*wipes the dust off the blog*
*cough* Now that PyCon 2011 is slightly behind us/me - I've managed to eke out time to draft and propose something that's been gnawing at me for some time - proposing a Python-Core mentorship program. You can see the python-dev thread here, but I have also reposted the email below. I'm interested in thoughts/feelings/feedback about the idea.
I wanted to take a moment to outline another idea which came out of PyCon 2011 this year from numerous sources - a Python Core Mentorship Program predicated on the idea that Python-Core, and Python as a whole would be served by further lowering the barrier to entry of contribution, and to provide a program to connect new programmers, students, women, and others to experienced Python-Core developers (Mentors).
Brett's revamp of the Dev guide was part one of "secret plan to get more people involved in python-core" - this is another part, but I'm not sure of the numbering scheme.
The mission of the Python Core Mentor Program is to provide an open and welcoming place to connect students, programmers - and anyone interested in contributing to the Python-Core development. This project is based on the idea that the best way to welcome new people into any project is a venue which connects them to mentors who can assist in guiding them through the contribution process, including discussions on lists such as python-dev, and python-ideas, the bug tracker, mercurial, code reviews, etc.
Additionally, mentors will assist in something incredibly critical to maintain contributor interest: getting patches through the process and actually *committed*. We all know - not everyone who is mentor will have all the answers, so mentors also act as conduits to others who will have the answer.

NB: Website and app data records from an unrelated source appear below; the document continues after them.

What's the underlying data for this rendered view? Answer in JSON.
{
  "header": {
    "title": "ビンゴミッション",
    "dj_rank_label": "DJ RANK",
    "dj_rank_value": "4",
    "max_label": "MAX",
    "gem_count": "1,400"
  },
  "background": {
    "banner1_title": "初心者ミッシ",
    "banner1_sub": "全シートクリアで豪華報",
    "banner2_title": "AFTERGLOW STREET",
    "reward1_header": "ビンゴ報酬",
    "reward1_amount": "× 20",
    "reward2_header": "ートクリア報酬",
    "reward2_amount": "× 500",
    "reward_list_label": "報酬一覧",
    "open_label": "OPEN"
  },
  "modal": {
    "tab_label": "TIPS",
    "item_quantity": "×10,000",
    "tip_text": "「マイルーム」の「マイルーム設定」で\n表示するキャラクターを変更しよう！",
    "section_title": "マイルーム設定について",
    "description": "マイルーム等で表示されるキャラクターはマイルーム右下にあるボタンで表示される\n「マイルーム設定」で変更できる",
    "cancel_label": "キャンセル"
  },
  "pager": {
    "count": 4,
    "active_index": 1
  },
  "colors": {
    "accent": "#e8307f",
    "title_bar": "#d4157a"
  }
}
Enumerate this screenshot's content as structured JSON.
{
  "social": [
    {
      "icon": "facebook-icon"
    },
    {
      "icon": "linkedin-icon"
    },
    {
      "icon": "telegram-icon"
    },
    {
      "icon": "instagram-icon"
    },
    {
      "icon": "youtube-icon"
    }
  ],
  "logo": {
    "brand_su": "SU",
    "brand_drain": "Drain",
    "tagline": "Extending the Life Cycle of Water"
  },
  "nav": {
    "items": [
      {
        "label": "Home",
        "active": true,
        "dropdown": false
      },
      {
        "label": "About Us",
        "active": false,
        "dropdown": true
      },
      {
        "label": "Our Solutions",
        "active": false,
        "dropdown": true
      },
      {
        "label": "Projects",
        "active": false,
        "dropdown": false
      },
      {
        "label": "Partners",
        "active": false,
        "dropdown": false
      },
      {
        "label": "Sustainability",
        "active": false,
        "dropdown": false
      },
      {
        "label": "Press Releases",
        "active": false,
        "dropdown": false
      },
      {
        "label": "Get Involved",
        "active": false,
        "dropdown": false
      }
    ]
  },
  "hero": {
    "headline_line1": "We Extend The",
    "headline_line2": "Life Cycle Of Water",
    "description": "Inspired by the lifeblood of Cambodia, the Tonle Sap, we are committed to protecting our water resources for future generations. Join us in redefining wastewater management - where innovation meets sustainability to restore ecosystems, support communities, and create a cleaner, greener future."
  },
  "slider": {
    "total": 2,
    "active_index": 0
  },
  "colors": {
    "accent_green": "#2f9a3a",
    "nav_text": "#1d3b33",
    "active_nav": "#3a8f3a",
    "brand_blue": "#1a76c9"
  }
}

The project itself will (hopefully) be low in time-spent, and largely self-managing. We will start simple with a mailing list (core-mentorship at python.org) where mentors, and those who wish to be mentored or ask questions may do so. This mailing list will have a code of conduct which will help prevent flame wars, or other counterproductive discussions - a code of conduct also makes it clear to mentors what they're agreeing to when they decide to participate.
The new list will also have a closed, members-only archive. After consulting with other core developers, we believe it's easier to ask questions when you don't have to worry about Google picking up your words from a public archive. We want to make this list a resource for people to be able to get started, ask "silly" questions, and so on - our goal is to turn anyone who wishes to be into an active, sustainable committer to Python.
Mentors will be asked to answer questions - but also assist people in need of help with discussions on the mailing lists and bug tracker (conversations on which could have become contentious or stressful) and generally to be advocates for the people being mentored. For example - if a person submits a patch to the tracker, the mentor list may help them through initial code reviews, or discussions with other core developers. The job is to act as an experienced proxy for them.
The first step to this project is to ask for volunteer mentors - people who are willing to help answer questions on the list, and generally guide people as needed being as friendly and courteous and welcoming as possible.
If you are interested in being a mentor - or have feedback about this plan in general, please feel free to reach out to me (jnoller at gmail.com) directly. My goal, once this is setup, is to have the project largely self-managing, with the PSF helping to market it to the community as a whole.
Update: We've launched, and we're doing well - check out this post right here for more information and the code of conduct.